Spotify one of the early pioneers of small teams and a success story on how to best orchestrate them takes it even step further as a way of doing the work. Spotify was born out of passion of Daniel Ek a failed musician himself with a vision that disrupts the existing norms. Spotify teams organized into squads (also called pods) around a specific opportunity and is often orchestrated by a Product Owner (PO). A tribe is a collection of squads that work in related areas (e.g., music player or backend infrastructure). The tribes are usually below the Dunbar Number Threshold which is 100. Dunbar Number which says that most people cannot maintain a social relationship with more than 100 people or so.
A chapter is a collection of people with similar skills primarily focused on economies of scale and growing the community. A guild is inorganic view of teams (e.g., people who love to cycle to work).
In his book The Age of Agile, Stephen Denning states that today’s hierarchical organizations were designed to deliver steady results and not upset the applecart. That is just not how the new age works. It is more network driven where people are organized around an outcome.
Opinions are my own and not the views of my employer
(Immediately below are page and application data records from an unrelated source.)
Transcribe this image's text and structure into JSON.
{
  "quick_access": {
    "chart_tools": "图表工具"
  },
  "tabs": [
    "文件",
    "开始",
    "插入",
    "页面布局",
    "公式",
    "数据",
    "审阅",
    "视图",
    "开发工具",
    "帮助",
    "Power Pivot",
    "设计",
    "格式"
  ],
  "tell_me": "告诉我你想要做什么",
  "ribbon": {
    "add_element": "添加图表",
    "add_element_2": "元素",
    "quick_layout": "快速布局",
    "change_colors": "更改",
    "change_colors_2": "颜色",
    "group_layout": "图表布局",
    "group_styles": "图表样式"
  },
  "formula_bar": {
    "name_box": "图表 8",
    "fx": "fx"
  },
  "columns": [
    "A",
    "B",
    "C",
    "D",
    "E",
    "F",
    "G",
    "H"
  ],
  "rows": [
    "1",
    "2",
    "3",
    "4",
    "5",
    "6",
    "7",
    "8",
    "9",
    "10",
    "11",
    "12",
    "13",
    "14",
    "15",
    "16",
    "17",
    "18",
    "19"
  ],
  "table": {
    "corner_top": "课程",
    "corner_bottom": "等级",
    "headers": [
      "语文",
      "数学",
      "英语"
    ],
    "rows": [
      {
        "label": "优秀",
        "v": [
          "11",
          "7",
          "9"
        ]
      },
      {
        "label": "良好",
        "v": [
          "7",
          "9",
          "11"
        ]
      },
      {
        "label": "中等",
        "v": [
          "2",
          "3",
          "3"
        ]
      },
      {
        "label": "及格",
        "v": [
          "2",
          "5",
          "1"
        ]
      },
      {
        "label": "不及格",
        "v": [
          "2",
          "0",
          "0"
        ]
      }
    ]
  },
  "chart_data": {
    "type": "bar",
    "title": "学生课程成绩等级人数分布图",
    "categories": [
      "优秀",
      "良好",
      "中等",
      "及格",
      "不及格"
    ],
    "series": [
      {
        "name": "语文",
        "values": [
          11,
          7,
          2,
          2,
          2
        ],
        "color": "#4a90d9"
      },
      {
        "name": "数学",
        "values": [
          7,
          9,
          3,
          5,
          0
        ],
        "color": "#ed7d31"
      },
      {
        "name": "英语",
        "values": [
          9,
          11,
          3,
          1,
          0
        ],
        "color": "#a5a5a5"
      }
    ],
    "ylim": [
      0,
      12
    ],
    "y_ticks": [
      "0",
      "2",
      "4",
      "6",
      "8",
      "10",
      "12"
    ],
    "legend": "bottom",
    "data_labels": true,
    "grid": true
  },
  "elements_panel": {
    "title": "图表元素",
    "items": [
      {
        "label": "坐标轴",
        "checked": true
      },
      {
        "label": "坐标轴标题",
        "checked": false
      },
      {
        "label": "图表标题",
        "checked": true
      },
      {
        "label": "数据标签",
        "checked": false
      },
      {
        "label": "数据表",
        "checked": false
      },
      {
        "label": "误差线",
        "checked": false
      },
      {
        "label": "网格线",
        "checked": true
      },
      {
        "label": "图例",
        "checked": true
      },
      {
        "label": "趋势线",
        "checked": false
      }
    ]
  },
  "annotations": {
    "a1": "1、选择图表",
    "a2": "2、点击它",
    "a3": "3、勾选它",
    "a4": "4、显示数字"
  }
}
Key References [i] https://www.salesforce.org/blog/what-does-a-purpose-driven-company-look-like/ [ii] https://www.virtahealth.com/ [iii] https://www.wsj.com/video/watch-elon-musk-on-regulators-silicon-valley-and-innovation/6C4A0D24-3F89-42F8-94B6-F51F4020A9D4.html [iv] https://innovator.news/the-platform-economy-3c09439b56 [v] https://www.fastcompany.com/3037542/productivity-hack-of-the-week-the-two-pizza-approach-to-productive-teamwork